I was also a bit surprised that there was so little crossover with Doctor Who, which was in its early years at the time Thunderbirds was being made. Several of the lead voice actors appeared once or twice in Who, but the only person from behind the scenes whose name I spotted was Dennis Spooner, who must have gone straight from his job as script editor for Verity Lambert to writing six episodes for Gerry Anderson, possibly even doing both at the same time. I scrutinised the summaries of Spooner's Thunderbirds stories (for the record, they were Day of Disaster, End of the Road, Vault of Death, The Mighty Atom, The Imposters and Cry Wolf) to see if I could spot common themes with The Reign of Terror, The Romans, The Time Meddler and the second half of The Daleks' Master Plan, but I'm afraid I drew a blank.
I was surprised to read that the two 1960s films did so badly, considering that the Peter Cushing movie versions of Doctor Who, which came out at about the same time, performed at least respectably.

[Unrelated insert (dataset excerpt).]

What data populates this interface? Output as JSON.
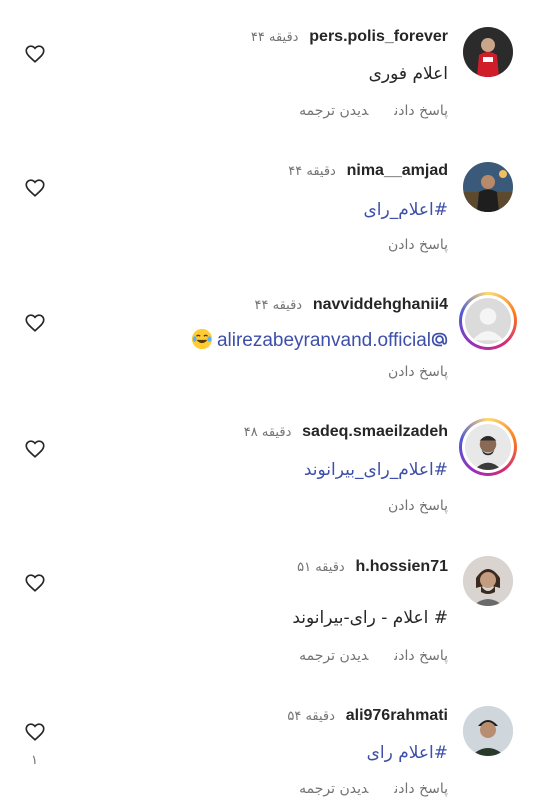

I suppose that the large screen does puppets very few favours, where at least human actors still look like human actors when in close up. Perhaps there were failures of marketing as well.
Now that we are almost half way from 1965 to the stories' setting of 2065, it is interesting to consider how Anderson's vision of the future is at variance with our reality. One point that really struck me was the impossibility of International Rescue keeping its location and methods secret. In 1965, photographs were real concrete objects which could be stolen, confiscated, hidden or destroyed. Nowadays any Thunderbird mission would find itself instantly on YouTube, and Tracy Island would be a popular sight on Google Earth. It's also interesting that the show had non-white characters in it from the start, even if one of them is the villain and the other two, though allies of the Tracy family, are vulnerable to his mental powers.